WHAT YOU WILL DO
Make an exact copy of every entry, from the first line to the last.

[Element data from apps and pages]
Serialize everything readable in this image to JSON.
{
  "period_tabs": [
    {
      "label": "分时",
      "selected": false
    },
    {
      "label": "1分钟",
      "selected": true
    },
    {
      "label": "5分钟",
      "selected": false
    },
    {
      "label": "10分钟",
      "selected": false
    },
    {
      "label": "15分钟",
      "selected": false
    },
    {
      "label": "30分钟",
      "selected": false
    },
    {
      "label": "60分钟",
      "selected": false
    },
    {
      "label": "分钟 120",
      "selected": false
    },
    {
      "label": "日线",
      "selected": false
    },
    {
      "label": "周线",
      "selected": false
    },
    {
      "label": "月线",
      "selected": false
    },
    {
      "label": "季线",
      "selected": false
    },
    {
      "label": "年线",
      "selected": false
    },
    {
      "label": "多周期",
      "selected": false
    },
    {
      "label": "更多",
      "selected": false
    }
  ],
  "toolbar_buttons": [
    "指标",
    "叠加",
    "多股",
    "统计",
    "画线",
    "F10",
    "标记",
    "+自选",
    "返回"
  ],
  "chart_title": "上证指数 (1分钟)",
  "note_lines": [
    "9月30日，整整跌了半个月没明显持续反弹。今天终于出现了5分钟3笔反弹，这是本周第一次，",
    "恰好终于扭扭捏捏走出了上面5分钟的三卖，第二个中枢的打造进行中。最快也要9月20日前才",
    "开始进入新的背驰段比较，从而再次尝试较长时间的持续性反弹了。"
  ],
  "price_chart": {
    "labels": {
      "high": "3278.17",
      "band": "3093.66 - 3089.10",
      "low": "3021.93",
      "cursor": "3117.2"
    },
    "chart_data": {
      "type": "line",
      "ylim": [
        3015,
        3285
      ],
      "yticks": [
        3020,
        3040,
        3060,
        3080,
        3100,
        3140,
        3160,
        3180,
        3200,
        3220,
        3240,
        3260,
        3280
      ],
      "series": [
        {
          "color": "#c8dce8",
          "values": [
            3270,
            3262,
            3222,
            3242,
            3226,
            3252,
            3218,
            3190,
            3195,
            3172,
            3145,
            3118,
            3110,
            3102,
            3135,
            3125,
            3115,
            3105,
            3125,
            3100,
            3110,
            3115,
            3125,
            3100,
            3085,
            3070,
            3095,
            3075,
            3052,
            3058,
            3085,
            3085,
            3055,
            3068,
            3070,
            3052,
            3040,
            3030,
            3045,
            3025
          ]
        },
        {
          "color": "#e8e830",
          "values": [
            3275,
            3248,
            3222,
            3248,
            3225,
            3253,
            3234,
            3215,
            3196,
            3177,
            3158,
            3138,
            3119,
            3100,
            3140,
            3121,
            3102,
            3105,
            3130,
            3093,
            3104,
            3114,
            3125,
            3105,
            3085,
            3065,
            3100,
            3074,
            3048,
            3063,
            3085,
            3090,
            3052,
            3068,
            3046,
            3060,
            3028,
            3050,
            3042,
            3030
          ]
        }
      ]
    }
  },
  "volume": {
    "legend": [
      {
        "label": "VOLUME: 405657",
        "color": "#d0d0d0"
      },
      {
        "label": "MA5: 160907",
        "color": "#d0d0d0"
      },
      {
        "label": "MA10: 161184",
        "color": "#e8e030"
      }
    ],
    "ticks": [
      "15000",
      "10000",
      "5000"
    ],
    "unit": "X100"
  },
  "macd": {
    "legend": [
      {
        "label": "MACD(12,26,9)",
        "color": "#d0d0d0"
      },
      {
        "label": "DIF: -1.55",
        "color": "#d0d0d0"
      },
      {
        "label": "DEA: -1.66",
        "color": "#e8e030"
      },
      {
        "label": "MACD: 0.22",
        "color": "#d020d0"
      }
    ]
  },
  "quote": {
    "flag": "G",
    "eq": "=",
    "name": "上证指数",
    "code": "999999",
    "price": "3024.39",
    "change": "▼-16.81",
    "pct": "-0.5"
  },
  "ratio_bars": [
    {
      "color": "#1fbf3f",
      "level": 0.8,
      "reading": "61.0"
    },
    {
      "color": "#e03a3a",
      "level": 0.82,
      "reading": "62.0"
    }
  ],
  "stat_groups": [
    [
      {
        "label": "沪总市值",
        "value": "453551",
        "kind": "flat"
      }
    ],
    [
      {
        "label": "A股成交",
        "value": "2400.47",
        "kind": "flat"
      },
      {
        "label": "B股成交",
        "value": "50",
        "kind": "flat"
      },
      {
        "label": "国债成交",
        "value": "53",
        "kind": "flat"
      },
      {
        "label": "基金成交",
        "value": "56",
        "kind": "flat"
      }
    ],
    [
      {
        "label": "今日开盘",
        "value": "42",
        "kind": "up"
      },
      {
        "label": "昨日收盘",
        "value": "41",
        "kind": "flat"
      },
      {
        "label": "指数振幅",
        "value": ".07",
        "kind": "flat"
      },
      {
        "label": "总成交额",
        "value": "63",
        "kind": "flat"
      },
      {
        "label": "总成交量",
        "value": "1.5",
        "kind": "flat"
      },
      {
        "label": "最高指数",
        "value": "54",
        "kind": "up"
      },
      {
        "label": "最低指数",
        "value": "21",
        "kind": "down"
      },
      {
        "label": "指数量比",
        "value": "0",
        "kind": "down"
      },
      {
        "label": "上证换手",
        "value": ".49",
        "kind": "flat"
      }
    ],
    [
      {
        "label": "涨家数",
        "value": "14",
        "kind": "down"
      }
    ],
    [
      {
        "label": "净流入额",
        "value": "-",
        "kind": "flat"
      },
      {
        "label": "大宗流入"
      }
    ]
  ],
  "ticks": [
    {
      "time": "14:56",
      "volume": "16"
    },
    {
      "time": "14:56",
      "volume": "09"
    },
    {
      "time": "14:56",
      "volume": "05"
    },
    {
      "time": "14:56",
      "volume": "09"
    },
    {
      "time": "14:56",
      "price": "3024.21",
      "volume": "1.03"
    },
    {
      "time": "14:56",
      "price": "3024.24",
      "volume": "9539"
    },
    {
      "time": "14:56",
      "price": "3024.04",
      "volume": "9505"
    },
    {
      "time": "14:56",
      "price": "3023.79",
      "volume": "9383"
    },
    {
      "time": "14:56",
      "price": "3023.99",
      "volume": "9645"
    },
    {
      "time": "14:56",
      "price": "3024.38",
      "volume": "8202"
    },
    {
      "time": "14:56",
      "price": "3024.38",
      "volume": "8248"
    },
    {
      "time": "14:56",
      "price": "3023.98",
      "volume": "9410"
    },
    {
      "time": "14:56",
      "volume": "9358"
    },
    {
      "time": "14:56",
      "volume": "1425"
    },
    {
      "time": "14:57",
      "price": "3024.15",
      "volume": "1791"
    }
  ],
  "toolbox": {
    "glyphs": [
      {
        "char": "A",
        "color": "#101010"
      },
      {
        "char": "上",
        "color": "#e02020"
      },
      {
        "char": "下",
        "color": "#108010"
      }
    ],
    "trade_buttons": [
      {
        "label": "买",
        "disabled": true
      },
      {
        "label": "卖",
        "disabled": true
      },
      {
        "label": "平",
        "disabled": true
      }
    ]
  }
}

TASK ANSWER
Serialize everything readable in this image to JSON.
{
  "period_tabs": [
    {
      "label": "分时",
      "selected": false
    },
    {
      "label": "1分钟",
      "selected": true
    },
    {
      "label": "5分钟",
      "selected": false
    },
    {
      "label": "10分钟",
      "selected": false
    },
    {
      "label": "15分钟",
      "selected": false
    },
    {
      "label": "30分钟",
      "selected": false
    },
    {
      "label": "60分钟",
      "selected": false
    },
    {
      "label": "分钟 120",
      "selected": false
    },
    {
      "label": "日线",
      "selected": false
    },
    {
      "label": "周线",
      "selected": false
    },
    {
      "label": "月线",
      "selected": false
    },
    {
      "label": "季线",
      "selected": false
    },
    {
      "label": "年线",
      "selected": false
    },
    {
      "label": "多周期",
      "selected": false
    },
    {
      "label": "更多",
      "selected": false
    }
  ],
  "toolbar_buttons": [
    "指标",
    "叠加",
    "多股",
    "统计",
    "画线",
    "F10",
    "标记",
    "+自选",
    "返回"
  ],
  "chart_title": "上证指数 (1分钟)",
  "note_lines": [
    "9月30日，整整跌了半个月没明显持续反弹。今天终于出现了5分钟3笔反弹，这是本周第一次，",
    "恰好终于扭扭捏捏走出了上面5分钟的三卖，第二个中枢的打造进行中。最快也要9月20日前才",
    "开始进入新的背驰段比较，从而再次尝试较长时间的持续性反弹了。"
  ],
  "price_chart": {
    "labels": {
      "high": "3278.17",
      "band": "3093.66 - 3089.10",
      "low": "3021.93",
      "cursor": "3117.2"
    },
    "chart_data": {
      "type": "line",
      "ylim": [
        3015,
        3285
      ],
      "yticks": [
        3020,
        3040,
        3060,
        3080,
        3100,
        3140,
        3160,
        3180,
        3200,
        3220,
        3240,
        3260,
        3280
      ],
      "series": [
        {
          "color": "#c8dce8",
          "values": [
            3270,
            3262,
            3222,
            3242,
            3226,
            3252,
            3218,
            3190,
            3195,
            3172,
            3145,
            3118,
            3110,
            3102,
            3135,
            3125,
            3115,
            3105,
            3125,
            3100,
            3110,
            3115,
            3125,
            3100,
            3085,
            3070,
            3095,
            3075,
            3052,
            3058,
            3085,
            3085,
            3055,
            3068,
            3070,
            3052,
            3040,
            3030,
            3045,
            3025
          ]
        },
        {
          "color": "#e8e830",
          "values": [
            3275,
            3248,
            3222,
            3248,
            3225,
            3253,
            3234,
            3215,
            3196,
            3177,
            3158,
            3138,
            3119,
            3100,
            3140,
            3121,
            3102,
            3105,
            3130,
            3093,
            3104,
            3114,
            3125,
            3105,
            3085,
            3065,
            3100,
            3074,
            3048,
            3063,
            3085,
            3090,
            3052,
            3068,
            3046,
            3060,
            3028,
            3050,
            3042,
            3030
          ]
        }
      ]
    }
  },
  "volume": {
    "legend": [
      {
        "label": "VOLUME: 405657",
        "color": "#d0d0d0"
      },
      {
        "label": "MA5: 160907",
        "color": "#d0d0d0"
      },
      {
        "label": "MA10: 161184",
        "color": "#e8e030"
      }
    ],
    "ticks": [
      "15000",
      "10000",
      "5000"
    ],
    "unit": "X100"
  },
  "macd": {
    "legend": [
      {
        "label": "MACD(12,26,9)",
        "color": "#d0d0d0"
      },
      {
        "label": "DIF: -1.55",
        "color": "#d0d0d0"
      },
      {
        "label": "DEA: -1.66",
        "color": "#e8e030"
      },
      {
        "label": "MACD: 0.22",
        "color": "#d020d0"
      }
    ]
  },
  "quote": {
    "flag": "G",
    "eq": "=",
    "name": "上证指数",
    "code": "999999",
    "price": "3024.39",
    "change": "▼-16.81",
    "pct": "-0.5"
  },
  "ratio_bars": [
    {
      "color": "#1fbf3f",
      "level": 0.8,
      "reading": "61.0"
    },
    {
      "color": "#e03a3a",
      "level": 0.82,
      "reading": "62.0"
    }
  ],
  "stat_groups": [
    [
      {
        "label": "沪总市值",
        "value": "453551",
        "kind": "flat"
      }
    ],
    [
      {
        "label": "A股成交",
        "value": "2400.47",
        "kind": "flat"
      },
      {
        "label": "B股成交",
        "value": "50",
        "kind": "flat"
      },
      {
        "label": "国债成交",
        "value": "53",
        "kind": "flat"
      },
      {
        "label": "基金成交",
        "value": "56",
        "kind": "flat"
      }
    ],
    [
      {
        "label": "今日开盘",
        "value": "42",
        "kind": "up"
      },
      {
        "label": "昨日收盘",
        "value": "41",
        "kind": "flat"
      },
      {
        "label": "指数振幅",
        "value": ".07",
        "kind": "flat"
      },
      {
        "label": "总成交额",
        "value": "63",
        "kind": "flat"
      },
      {
        "label": "总成交量",
        "value": "1.5",
        "kind": "flat"
      },
      {
        "label": "最高指数",
        "value": "54",
        "kind": "up"
      },
      {
        "label": "最低指数",
        "value": "21",
        "kind": "down"
      },
      {
        "label": "指数量比",
        "value": "0",
        "kind": "down"
      },
      {
        "label": "上证换手",
        "value": ".49",
        "kind": "flat"
      }
    ],
    [
      {
        "label": "涨家数",
        "value": "14",
        "kind": "down"
      }
    ],
    [
      {
        "label": "净流入额",
        "value": "-",
        "kind": "flat"
      },
      {
        "label": "大宗流入"
      }
    ]
  ],
  "ticks": [
    {
      "time": "14:56",
      "volume": "16"
    },
    {
      "time": "14:56",
      "volume": "09"
    },
    {
      "time": "14:56",
      "volume": "05"
    },
    {
      "time": "14:56",
      "volume": "09"
    },
    {
      "time": "14:56",
      "price": "3024.21",
      "volume": "1.03"
    },
    {
      "time": "14:56",
      "price": "3024.24",
      "volume": "9539"
    },
    {
      "time": "14:56",
      "price": "3024.04",
      "volume": "9505"
    },
    {
      "time": "14:56",
      "price": "3023.79",
      "volume": "9383"
    },
    {
      "time": "14:56",
      "price": "3023.99",
      "volume": "9645"
    },
    {
      "time": "14:56",
      "price": "3024.38",
      "volume": "8202"
    },
    {
      "time": "14:56",
      "price": "3024.38",
      "volume": "8248"
    },
    {
      "time": "14:56",
      "price": "3023.98",
      "volume": "9410"
    },
    {
      "time": "14:56",
      "volume": "9358"
    },
    {
      "time": "14:56",
      "volume": "1425"
    },
    {
      "time": "14:57",
      "price": "3024.15",
      "volume": "1791"
    }
  ],
  "toolbox": {
    "glyphs": [
      {
        "char": "A",
        "color": "#101010"
      },
      {
        "char": "上",
        "color": "#e02020"
      },
      {
        "char": "下",
        "color": "#108010"
      }
    ],
    "trade_buttons": [
      {
        "label": "买",
        "disabled": true
      },
      {
        "label": "卖",
        "disabled": true
      },
      {
        "label": "平",
        "disabled": true
      }
    ]
  }
}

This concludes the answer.